A letter published on the website of the Oakland Police Officers’ Association in response to public outrage over the violent police action that took police on October 25, 2011 attempting to suppress a march in support of the Occupy Oakland protest.
Affadavit filed in U.S. District Court in the Northern District of Virginia in support of a search warrant for the home of Samuel J. Crump. Crump and several other men ranging in age from 65 to 73 were allegedly plotting to conduct a series of attacks using homemade ricin.
Recent plots and attacks in the Homeland and overseas demonstrate a continuing terrorist focus on acquiring commercially available materials and components that can be used in constructing improvised explosive devices (IEDs). Heightened public and state and local official awareness, as well as tightened legal controls, have made it more difficult to purchase certain products that contain explosive precursors in bulk quantities or concentrated forms. Operatives are now more likely to use surreptitious, though legal, methods—such as multiple purchases in smaller quantities—to acquire sufficient amounts to create explosives.

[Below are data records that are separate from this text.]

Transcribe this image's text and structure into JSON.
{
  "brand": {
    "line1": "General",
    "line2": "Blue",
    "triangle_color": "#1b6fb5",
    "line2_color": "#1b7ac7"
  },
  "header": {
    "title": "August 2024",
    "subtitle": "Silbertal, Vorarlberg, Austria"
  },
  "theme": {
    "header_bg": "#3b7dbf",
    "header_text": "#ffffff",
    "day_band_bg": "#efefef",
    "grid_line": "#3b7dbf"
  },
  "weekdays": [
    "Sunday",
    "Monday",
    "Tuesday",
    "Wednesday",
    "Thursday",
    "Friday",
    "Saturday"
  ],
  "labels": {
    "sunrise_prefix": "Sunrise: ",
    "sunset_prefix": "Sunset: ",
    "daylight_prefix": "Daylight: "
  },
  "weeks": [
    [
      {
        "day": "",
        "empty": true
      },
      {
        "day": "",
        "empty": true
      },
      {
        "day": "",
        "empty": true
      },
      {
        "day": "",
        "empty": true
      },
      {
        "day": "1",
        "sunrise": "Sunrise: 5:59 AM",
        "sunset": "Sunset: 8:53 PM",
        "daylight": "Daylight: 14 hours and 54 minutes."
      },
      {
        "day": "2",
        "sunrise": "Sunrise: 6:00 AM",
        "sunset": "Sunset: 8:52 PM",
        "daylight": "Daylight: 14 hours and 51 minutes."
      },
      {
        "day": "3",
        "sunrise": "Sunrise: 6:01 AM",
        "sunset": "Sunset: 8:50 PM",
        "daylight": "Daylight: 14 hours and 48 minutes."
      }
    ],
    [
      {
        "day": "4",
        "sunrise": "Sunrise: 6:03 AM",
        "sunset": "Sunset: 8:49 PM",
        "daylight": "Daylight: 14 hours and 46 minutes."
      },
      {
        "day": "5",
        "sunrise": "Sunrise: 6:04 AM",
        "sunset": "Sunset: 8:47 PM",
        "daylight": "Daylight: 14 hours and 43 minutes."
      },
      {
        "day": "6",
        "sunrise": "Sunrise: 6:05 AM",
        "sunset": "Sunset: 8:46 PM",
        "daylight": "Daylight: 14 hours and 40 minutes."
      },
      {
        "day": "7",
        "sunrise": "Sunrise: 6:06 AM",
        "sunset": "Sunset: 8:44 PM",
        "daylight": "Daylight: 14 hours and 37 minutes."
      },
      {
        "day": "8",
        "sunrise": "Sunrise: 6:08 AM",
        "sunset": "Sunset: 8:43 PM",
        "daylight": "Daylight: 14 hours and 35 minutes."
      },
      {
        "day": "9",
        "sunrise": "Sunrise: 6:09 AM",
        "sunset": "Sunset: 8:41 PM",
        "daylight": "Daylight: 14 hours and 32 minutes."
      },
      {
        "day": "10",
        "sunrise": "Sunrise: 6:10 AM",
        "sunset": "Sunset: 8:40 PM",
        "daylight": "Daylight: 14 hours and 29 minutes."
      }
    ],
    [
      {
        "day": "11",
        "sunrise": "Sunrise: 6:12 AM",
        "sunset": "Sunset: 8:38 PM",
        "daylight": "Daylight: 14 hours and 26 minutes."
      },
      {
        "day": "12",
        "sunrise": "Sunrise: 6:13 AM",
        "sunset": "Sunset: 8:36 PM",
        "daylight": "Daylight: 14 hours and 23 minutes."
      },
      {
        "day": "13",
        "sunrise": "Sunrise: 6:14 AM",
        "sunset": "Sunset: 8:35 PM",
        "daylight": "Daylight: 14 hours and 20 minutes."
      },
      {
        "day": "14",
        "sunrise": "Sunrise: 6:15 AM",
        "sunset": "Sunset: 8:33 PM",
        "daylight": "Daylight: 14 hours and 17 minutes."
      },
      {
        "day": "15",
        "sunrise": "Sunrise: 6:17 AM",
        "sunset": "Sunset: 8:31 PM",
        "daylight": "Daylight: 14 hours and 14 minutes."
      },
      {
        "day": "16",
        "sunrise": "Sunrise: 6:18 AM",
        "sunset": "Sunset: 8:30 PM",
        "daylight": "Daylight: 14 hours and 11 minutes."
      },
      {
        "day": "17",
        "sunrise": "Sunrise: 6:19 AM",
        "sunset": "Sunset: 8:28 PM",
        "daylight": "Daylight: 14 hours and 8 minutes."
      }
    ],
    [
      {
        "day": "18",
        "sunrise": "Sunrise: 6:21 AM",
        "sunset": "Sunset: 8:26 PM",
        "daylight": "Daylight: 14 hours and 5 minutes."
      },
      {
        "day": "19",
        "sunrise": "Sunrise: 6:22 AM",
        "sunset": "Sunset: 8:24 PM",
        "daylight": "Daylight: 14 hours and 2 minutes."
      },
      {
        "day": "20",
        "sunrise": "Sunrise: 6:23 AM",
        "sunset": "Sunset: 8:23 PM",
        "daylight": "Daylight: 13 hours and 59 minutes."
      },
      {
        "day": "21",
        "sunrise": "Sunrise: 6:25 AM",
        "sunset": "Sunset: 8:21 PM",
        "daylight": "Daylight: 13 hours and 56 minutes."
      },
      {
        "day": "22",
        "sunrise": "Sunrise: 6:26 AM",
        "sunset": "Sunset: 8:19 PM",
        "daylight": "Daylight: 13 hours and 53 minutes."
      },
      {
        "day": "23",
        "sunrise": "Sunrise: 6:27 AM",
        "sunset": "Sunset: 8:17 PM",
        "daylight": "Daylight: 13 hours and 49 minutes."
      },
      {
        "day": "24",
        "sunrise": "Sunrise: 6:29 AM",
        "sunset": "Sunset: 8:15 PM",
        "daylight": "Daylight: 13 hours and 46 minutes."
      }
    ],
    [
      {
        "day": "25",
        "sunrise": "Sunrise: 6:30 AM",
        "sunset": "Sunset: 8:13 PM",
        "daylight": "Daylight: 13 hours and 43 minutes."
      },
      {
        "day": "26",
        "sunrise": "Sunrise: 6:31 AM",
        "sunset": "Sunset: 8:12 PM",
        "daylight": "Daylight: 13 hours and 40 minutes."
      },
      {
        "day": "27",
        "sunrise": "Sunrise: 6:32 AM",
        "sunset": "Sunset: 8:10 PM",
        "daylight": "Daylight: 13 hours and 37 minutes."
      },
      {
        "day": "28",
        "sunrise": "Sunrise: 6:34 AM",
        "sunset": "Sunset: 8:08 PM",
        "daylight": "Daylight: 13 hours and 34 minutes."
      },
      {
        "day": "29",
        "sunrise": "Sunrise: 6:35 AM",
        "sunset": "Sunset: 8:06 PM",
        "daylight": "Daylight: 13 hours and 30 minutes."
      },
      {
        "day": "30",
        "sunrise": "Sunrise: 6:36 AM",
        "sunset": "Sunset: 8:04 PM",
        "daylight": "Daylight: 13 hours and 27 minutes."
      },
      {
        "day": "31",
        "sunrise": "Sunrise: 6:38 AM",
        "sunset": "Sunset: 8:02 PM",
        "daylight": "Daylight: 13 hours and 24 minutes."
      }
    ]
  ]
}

Decision by the Queen’s Bench Division of the UK High Court of Justice in the matter of Assange v Swedish Prosecution Authority issued November 2, 2011.
Stuart Bannocks – http://www.flickr.com/photos/42665617@N07/
Loz Pycock – http://www.flickr.com/photos/blahflowers/
Hedonoikos – http://www.flickr.com/photos/bauzz/
Workers Solidarity Movement – http://www.flickr.com/photos/wsm_ireland/
Garry Knight – http://www.flickr.com/photos/garryknight/
Christopher A. Tittle – http://www.flickr.com/photos/onigiris_and_onsens/
Beth PH – http://www.flickr.com/photos/beth-torr/
We write to express our concern with the recent activity by the Department of Justice against legitimate medical cannabis dispensaries in California that are operating legally under state law. As you know, in October of 2009, Attorney General Eric Holder issued formal guidelines for federal prosecutors in states that have enacted laws authorizing the use of cannabis for medical purposes. The guidelines were spelled out in a memo to United States Attorneys from then Deputy Attorney General David Ogden, saying in part that the Attorneys should not focus federal resources in their state “on individuals whose actions are in clear and unambiguous compliance with existing state laws providing for the medical use of marijuana.”
Former Israeli Soldier Sentenced to More Than 4 Years in Prison For Leaking Potential Evidence of War Crimes
The Tel Aviv District Court on Sunday sentenced Anat Kamm, the former IDF OC Central Command secretary convicted of serious espionage crimes, including passing of classified documents to journalist Uri Blau, to four-and- a-half years in prison. Kamm was also sentenced to 18 months probation. Kamm, now aged 24, and who worked as a journalist after her army service for the Walla news portal, was convicted in February in a plea bargain under which she pleaded guilty to gathering and storing more than 2,000 classified military documents during her mandatory army service.